Ecuador was a gracious host to the Sixth Conference of the Parties. The local cooking school of gastronomy kindly offered lunch for the visiting Parties, showing off beautiful local food traditions. Pictured below, aspiring chefs on the island often train at the school in preparation for careers in the local restaurant industry. Their cooking typically featured fish and seafood from nearby shores and the use of unique island spices.
Later in the evening, after the adjournment of the Conference for the day, Ecuador presented a live performance of traditional music and dance. The music featured tambourines, drums, rattles, and melodies played on wooden flutes. The lyrics praised the treasured beauty of the island’s wonders and the joy it brings to all. One of the oldest songs they performed highlighted Pelican Bay. The song warns that all who drink from these mythical waters will never leave or forever be returning. Following the musicians, Ecuadorian dancers performed dances from both the mainland and the islands. Their final dance was one of friendship as the dancers welcomed the Delegates into a circle of dancing friends.
The evening gathering allowed observers and delegates to become acquainted and discuss the proceedings of the day. In addition to meeting the United States delegates, I had the opportunity to meet the representatives from Argentina and Panama. The Argentinean delegate recently returned from studying marine life in Antarctica and he had spent his entire life trying to conserve endangered sea species. His hopes for the Conference were resolution of long-standing conflicts, for example the Secretariat’s legal personality and its permanent location so the Conference could move on to implementing more conservation programs. The delegate from Panama, while interested in the Convention’s operations, was particularly focused on receiving an exemption for some of the beaches of his country because of their tradition of harvesting turtles and eggs for food. The Convention, understanding that some local economies in poverty-stricken areas are dependent on turtle and turtle egg harvesting, occasionally grant exceptions to the text of their treaty. Guatemala and Panama were both seeking exemption for some of their beach regions in exchange for more proactive defense against poachers on other beaches and for a greater promotion of the importance and conservation of sea turtles throughout their countries. In all, the evening proved a wonderful introduction to both Ecuadorian and Galapagos culture as well as the unique conservation perspectives of other delegates.

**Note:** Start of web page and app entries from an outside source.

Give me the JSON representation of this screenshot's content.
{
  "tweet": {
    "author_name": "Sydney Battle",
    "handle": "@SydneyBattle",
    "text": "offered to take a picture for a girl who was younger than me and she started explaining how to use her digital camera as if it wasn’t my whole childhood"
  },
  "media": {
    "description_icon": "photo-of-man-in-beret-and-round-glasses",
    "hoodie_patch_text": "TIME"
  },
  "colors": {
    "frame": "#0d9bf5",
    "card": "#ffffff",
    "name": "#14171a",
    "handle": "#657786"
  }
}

Here pictured on the left is the chair and member of the U.S. delegation, Alexis Gutierrez, and on the left is the delegate from The Netherlands.
Here pictured on the left is Dr. Karen Eckert, executive director of WIDECAST. Pictured right is Ms. Rebecca Regnery of the International Humane Society. Pictured right is the interpreter and translator for the Conference, Mr. Sam.